- TASK OBJECTIVE
The lines of the records that include "kind" should all be copied.

(DATASET RECORDS Opens)

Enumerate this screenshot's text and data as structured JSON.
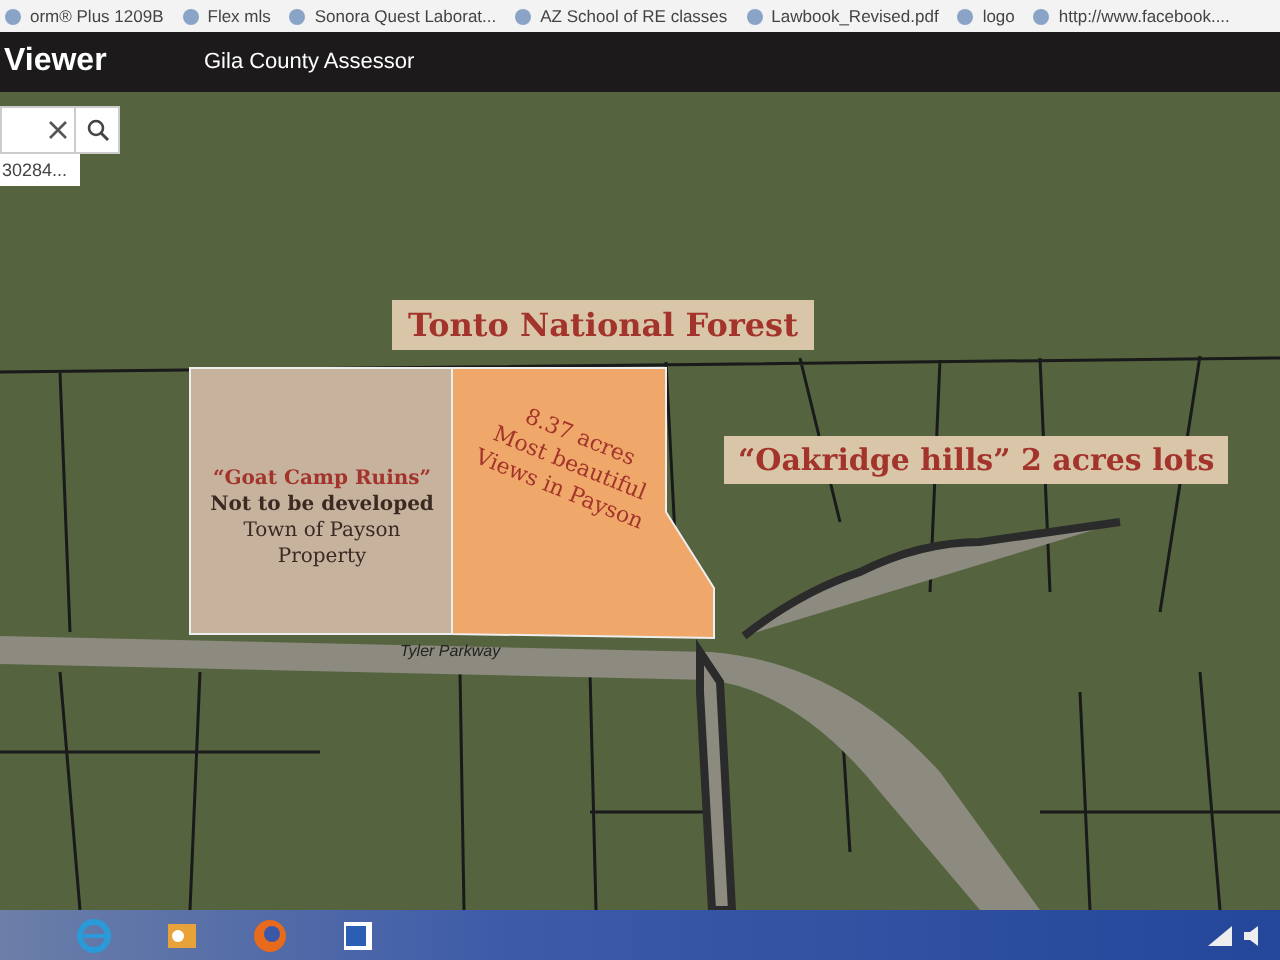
{
  "bookmarks": [
    {
      "label": "orm® Plus 1209B"
    },
    {
      "label": "Flex mls"
    },
    {
      "label": "Sonora Quest Laborat..."
    },
    {
      "label": "AZ School of RE classes"
    },
    {
      "label": "Lawbook_Revised.pdf"
    },
    {
      "label": "logo"
    },
    {
      "label": "http://www.facebook...."
    }
  ],
  "header": {
    "title": "Viewer",
    "subtitle": "Gila County Assessor"
  },
  "search": {
    "result": "30284..."
  },
  "map": {
    "labels": [
      {
        "kind": "banner",
        "lines": [
          "Tonto National Forest"
        ]
      },
      {
        "kind": "parcel",
        "lines": [
          "“Goat Camp Ruins”",
          "Not to be developed",
          "Town of Payson",
          "Property"
        ]
      },
      {
        "kind": "acreage",
        "lines": [
          "8.37 acres",
          "Most beautiful",
          "Views in Payson"
        ]
      },
      {
        "kind": "lots",
        "lines": [
          "“Oakridge hills” 2 acres lots"
        ]
      },
      {
        "kind": "road",
        "lines": [
          "Tyler Parkway"
        ]
      }
    ]
  },
  "taskbar": {
    "apps": [
      {
        "kind": "ie"
      },
      {
        "kind": "outlook"
      },
      {
        "kind": "firefox"
      },
      {
        "kind": "word"
      }
    ]
  }
}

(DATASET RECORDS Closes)

- WRITTEN SOLUTION
        "kind": "banner",
        "kind": "parcel",
        "kind": "acreage",
        "kind": "lots",
        "kind": "road",
        "kind": "ie"
        "kind": "outlook"
        "kind": "firefox"
        "kind": "word"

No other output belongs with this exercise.